↓

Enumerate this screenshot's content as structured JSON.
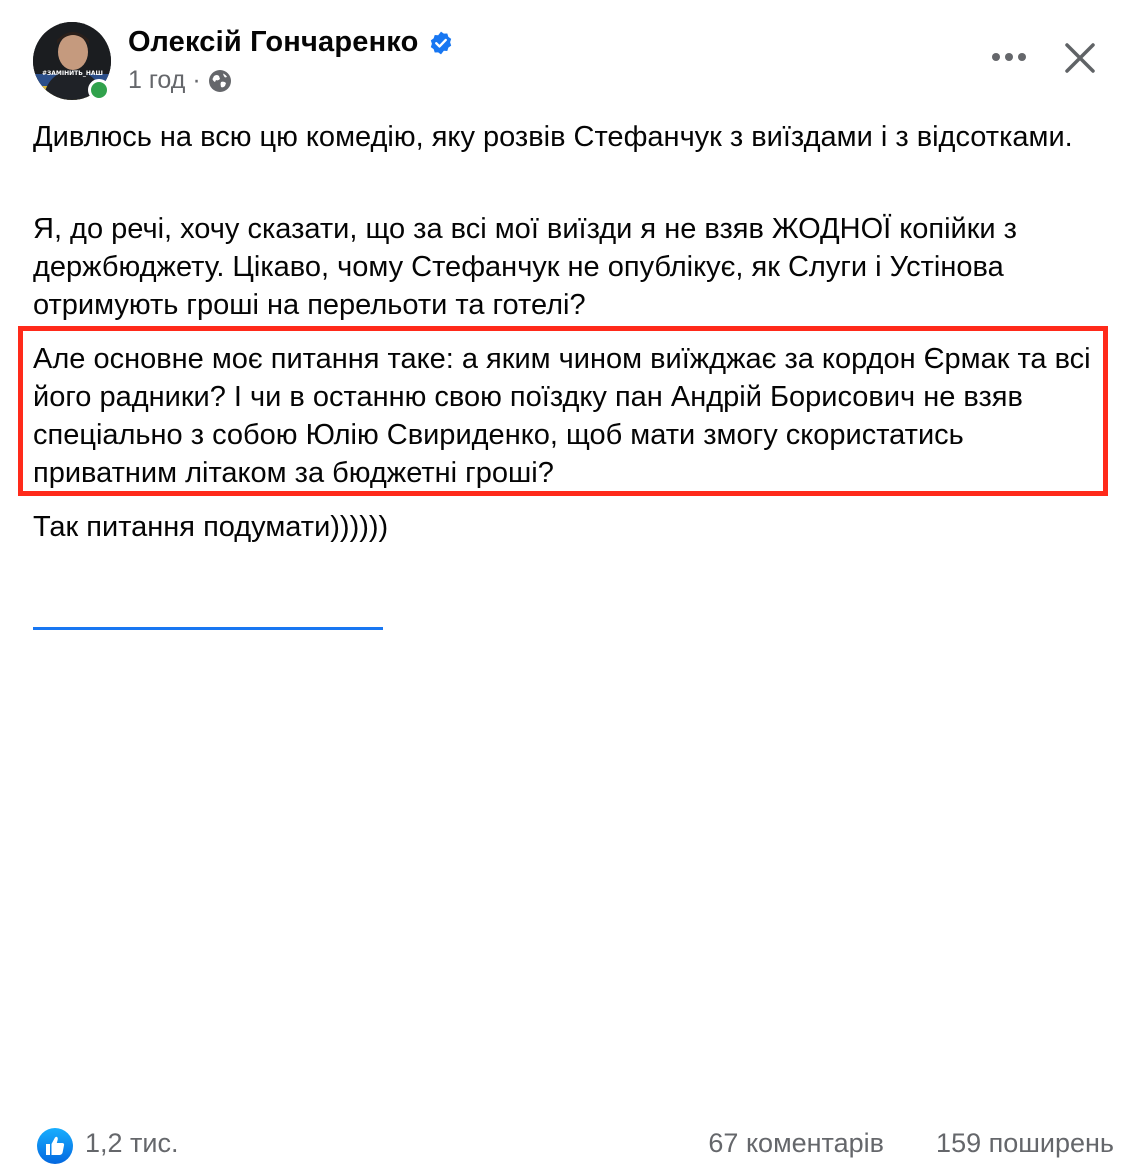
{
  "post": {
    "author": "Олексій Гончаренко",
    "time": "1 год",
    "meta_separator": "·",
    "avatar_caption": "#ЗАМІНИТЬ_НАШ",
    "paragraphs": [
      "Дивлюсь на всю цю комедію, яку розвів Стефанчук з виїздами і з відсотками.",
      "Я, до речі, хочу сказати, що за всі мої виїзди я не взяв ЖОДНОЇ копійки з держбюджету. Цікаво, чому Стефанчук не опублікує, як Слуги і Устінова отримують гроші на перельоти та готелі?",
      "Але основне моє питання таке: а яким чином виїжджає за кордон Єрмак та всі його радники? І чи в останню свою поїздку пан Андрій Борисович не взяв спеціально з собою Юлію Свириденко, щоб мати змогу скористатись приватним літаком за бюджетні гроші?",
      "Так питання подумати))))))"
    ]
  },
  "stats": {
    "likes": "1,2 тис.",
    "comments": "67 коментарів",
    "shares": "159 поширень"
  },
  "colors": {
    "highlight_border": "#ff2a1a",
    "facebook_blue": "#1877f2",
    "secondary_text": "#65676b",
    "online_green": "#31a24c"
  },
  "icons": [
    "verified-badge-icon",
    "globe-icon",
    "more-options-icon",
    "close-icon",
    "like-reaction-icon"
  ]
}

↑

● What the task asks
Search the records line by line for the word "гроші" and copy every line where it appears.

● Result for this exercise
      "Я, до речі, хочу сказати, що за всі мої виїзди я не взяв ЖОДНОЇ копійки з держбюджету. Цікаво, чому Стефанчук не опублікує, як Слуги і Устінова отримують гроші на перельоти та готелі?",
      "Але основне моє питання таке: а яким чином виїжджає за кордон Єрмак та всі його радники? І чи в останню свою поїздку пан Андрій Борисович не взяв спеціально з собою Юлію Свириденко, щоб мати змогу скористатись приватним літаком за бюджетні гроші?",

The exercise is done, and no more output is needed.